Your doctor may recommend ingrown toenail surgery if:
-at-home remedies don’t resolve your ingrown toenail
-you have recurring ingrown toenails
-you have another condition such as diabetes that makes complications more likely
Part of your toenail or the full toenail may need to be removed, depending on your situation.
To prepare you for surgery, your doctor will first clean and numb your toe with an anesthetic injection. This can be quite uncomfortable. A snug elastic band may be applied to the area near where your toe joins your foot. They may put a wedge under your nail to hold up the ingrown section.
Once you’re prepped, the doctor will use scissors and special tools to separate your toenail from the bed, making a vertical cut from the ingrown side down to the cuticle. They’ll then remove the cut section. If necessary, the entire nail may be removed, particularly if both sides of your nail are ingrown.
Your doctor will use either a heated electrical device called a cautery or an acidic solution such as phenol or trichloroacetic acid to disrupt the nail matrix from which your nail grows. This stops your nail from bleeding. It also means that section of your nail likely won’t regrow. If it does regrow, your nail may look differently than it did before surgery. Finally, your doctor will typically apply a bandage covered with petroleum jelly to your toe.
Here at Charlestown Podiatry Clinic, we have the skills and experience to treat patients with all types of podiatry requirements. Our clients range from children to the elderly and everyone else in between.

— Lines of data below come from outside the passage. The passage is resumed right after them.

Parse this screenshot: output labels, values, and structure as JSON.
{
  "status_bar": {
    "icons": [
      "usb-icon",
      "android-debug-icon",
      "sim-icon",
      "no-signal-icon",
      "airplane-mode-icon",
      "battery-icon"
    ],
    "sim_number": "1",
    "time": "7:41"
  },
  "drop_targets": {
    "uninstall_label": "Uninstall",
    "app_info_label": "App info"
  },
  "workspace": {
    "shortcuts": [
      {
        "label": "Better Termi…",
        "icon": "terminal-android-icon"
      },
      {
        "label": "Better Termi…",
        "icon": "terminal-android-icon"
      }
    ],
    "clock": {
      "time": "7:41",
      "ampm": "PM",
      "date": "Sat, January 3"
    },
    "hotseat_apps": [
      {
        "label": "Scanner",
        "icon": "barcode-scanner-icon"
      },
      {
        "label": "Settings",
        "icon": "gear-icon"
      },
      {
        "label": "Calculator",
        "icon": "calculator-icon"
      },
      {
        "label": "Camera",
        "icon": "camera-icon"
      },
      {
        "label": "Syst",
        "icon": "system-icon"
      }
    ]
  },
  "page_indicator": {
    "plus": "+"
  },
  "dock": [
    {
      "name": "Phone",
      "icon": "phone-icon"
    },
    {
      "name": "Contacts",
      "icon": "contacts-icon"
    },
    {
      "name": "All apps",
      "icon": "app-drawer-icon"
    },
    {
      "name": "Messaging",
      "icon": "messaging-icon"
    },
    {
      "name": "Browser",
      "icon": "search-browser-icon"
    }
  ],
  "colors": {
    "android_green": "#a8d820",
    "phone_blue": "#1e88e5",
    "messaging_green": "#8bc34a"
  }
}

We treat athletes’ injuries from the elite to social levels and have developed quite a reputation amongst the sporting community.